Way back in World War 2, the west saw Japan as a force for evil in the world. Unit 731, under the command of Dr. Shiro Ishii, was a perfect example of what this meant. The Daily Mail has the story.
Human beings used for experiments were nicknamed “maruta” or “logs” because the cover story given to the local authorities was that Unit 731 was a lumber mill. Logs were inert matter, a form of plant life, and that was how the Japanese regarded the Chinese “bandits”, “criminals” and “suspicious persons” brought in from the surrounding countryside.
Shackled hand and foot, they were fed well and exercised regularly. “Unless you work with a healthy body you can’t get results,” recalled a member of the Unit.
But the torture inflicted upon them is unimaginable: they were exposed to phosgene gas to discover the effect on their lungs, or given electrical charges which slowly roasted them. Prisoners were decapitated in order for Japanese soldiers to test the sharpness of their swords.
Others had limbs amputated to study blood loss – limbs that were sometimes stitched back on the opposite sides of the body.
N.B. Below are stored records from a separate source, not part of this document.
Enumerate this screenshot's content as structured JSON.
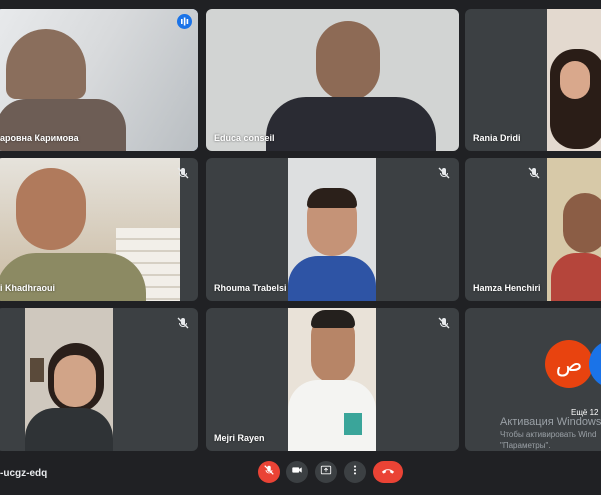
{
  "meeting": {
    "code": "-ucgz-edq",
    "more_count": "Ещё 12 ч"
  },
  "participants": [
    {
      "name": "аровна Каримова",
      "muted": false,
      "speaking": true
    },
    {
      "name": "Educa conseil",
      "muted": false
    },
    {
      "name": "Rania Dridi",
      "muted": false
    },
    {
      "name": "i Khadhraoui",
      "muted": true
    },
    {
      "name": "Rhouma Trabelsi",
      "muted": true
    },
    {
      "name": "Hamza Henchiri",
      "muted": true
    },
    {
      "name": "",
      "muted": true
    },
    {
      "name": "Mejri Rayen",
      "muted": true
    },
    {
      "name": "",
      "muted": false
    }
  ],
  "overflow_badge": {
    "glyph": "ص",
    "color": "#e8430f"
  },
  "activation": {
    "title": "Активация Windows",
    "line1": "Чтобы активировать Wind",
    "line2": "\"Параметры\"."
  },
  "controls": [
    {
      "name": "mic-toggle",
      "icon": "mic-off-icon",
      "color": "#ea4335"
    },
    {
      "name": "camera-toggle",
      "icon": "camera-icon"
    },
    {
      "name": "present-screen",
      "icon": "present-icon"
    },
    {
      "name": "more-options",
      "icon": "more-vert-icon"
    },
    {
      "name": "leave-call",
      "icon": "phone-hangup-icon",
      "color": "#ea4335"
    }
  ]
}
Other victims had various parts of their brains, lungs or liver removed, or their stomach removed and their oesophagus reattached to their intestines.
Kamada, one of several veterans who felt able to speak out after the death of Emperor Hirohito, remembered extracting the plague-infested organs of a fully conscious “log” with a scalpel.
“I inserted the scalpel directly into the log’s neck and opened the chest,” he said. “At first there was a terrible scream, but the voice soon fell silent.”
Not only were the victims dehumanized, treated as wood for the mill, but the experiments for which they were used were in support of weaponizing anthrax and the black plague.
Japan’s prime minister Hideki Tojo, who was executed for war crimes in 1948, personally presented an award to Ishii for his contribution in developing biological weapons. Vast quantities of anthrax and bubonic plague bacteria were stored at Unit 731. Ishii manufactured plague bombs which could spread fatal diseases far and wide. Thousands of white rats were bred as plague carriers, and fleas introduced to feed on them.
Plague fleas were then encased in bombs, with which Japanese troops launched biological attacks on reservoirs, wells and agricultural areas.
Infected clothing and food supplies were also dropped. Villages and whole towns were afflicted with cholera, anthrax and the plague, which between them killed over the years an estimated 400,000 Chinese.
One victim, Huang Yuefeng, aged 28, had no idea that by pulling his dead friend’s socks on his feet before burying him he would be contaminated.
All he knew was that the dead were all around him, covered in purple splotches and lying in their own vomit. Yuefeng was lucky: he was removed from a quarantine centre by a friendly doctor and nursed back to health.
But four relatives died. Yuefeng told Time magazine: “I hate the Japanese so much that I cannot live with them under the same sky.”
The plague bombing was suspended after the fifth bacterial bombing when the wind changed direction and 1,700 Japanese troops were killed.
Before Japan surrendered, Ishii and army leaders were planning to carry the war to the U.S. They proposed using “balloon bombs” loaded with biological weapons to carry cattle plague and anthrax on the jet stream to the west coast of America.
These days, evil is an unpopular word. It’s thought to be not wrong, so much as tacky. Good is an unpopular idea as well, but evil is just too extreme, too very too, to be believed when a simple “not good” can be substituted. However, in the face of real torture factories or experimental germ warfare death camps “not good” is simply not good enough. The least word that will suffice is “evil.”
And that’s the way it is.